### EXERCISE PROMPT
Go through the records and restate them word for word, omitting images.

Page and application data records:
....
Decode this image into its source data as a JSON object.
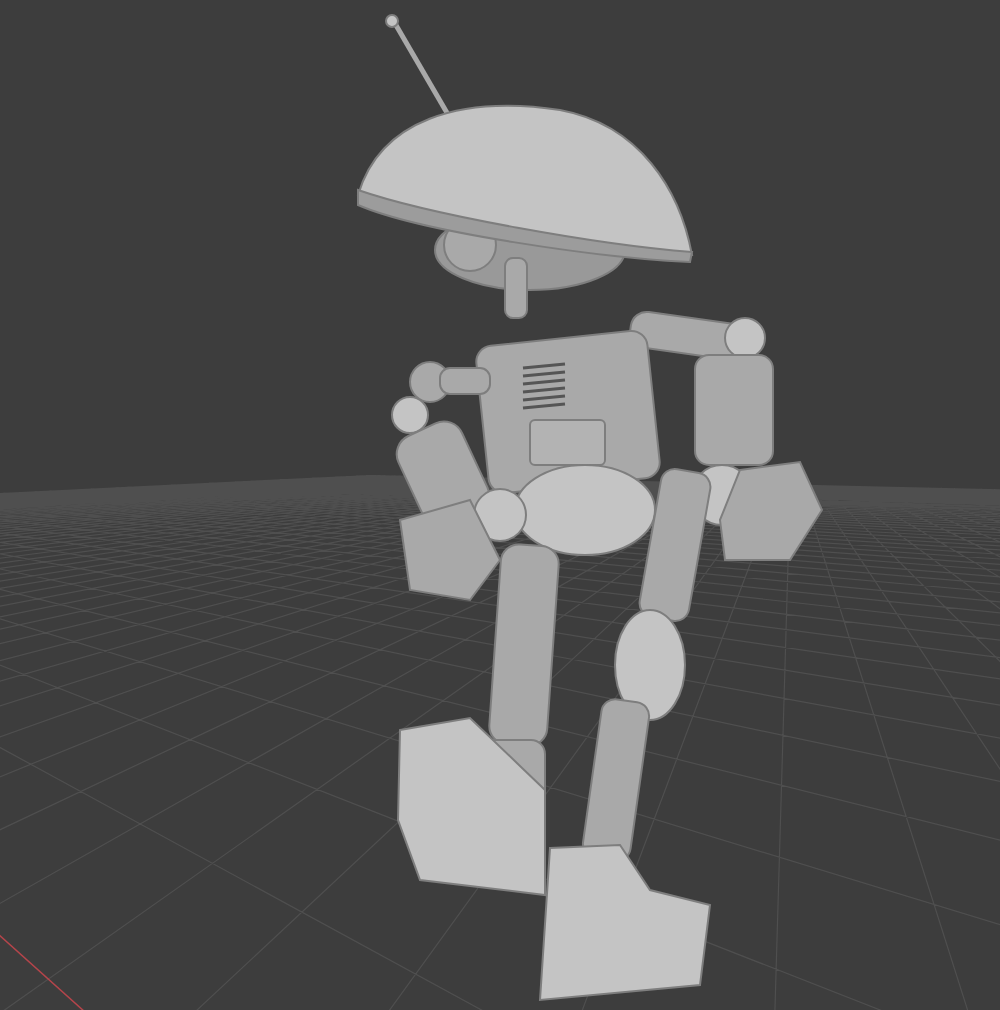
{
  "viewport": {
    "show_floor_grid": true,
    "show_x_axis": true
  }
}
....
### ANSWER AREA
Decode this image into its source data as a JSON object.
{
  "viewport": {
    "show_floor_grid": true,
    "show_x_axis": true
  }
}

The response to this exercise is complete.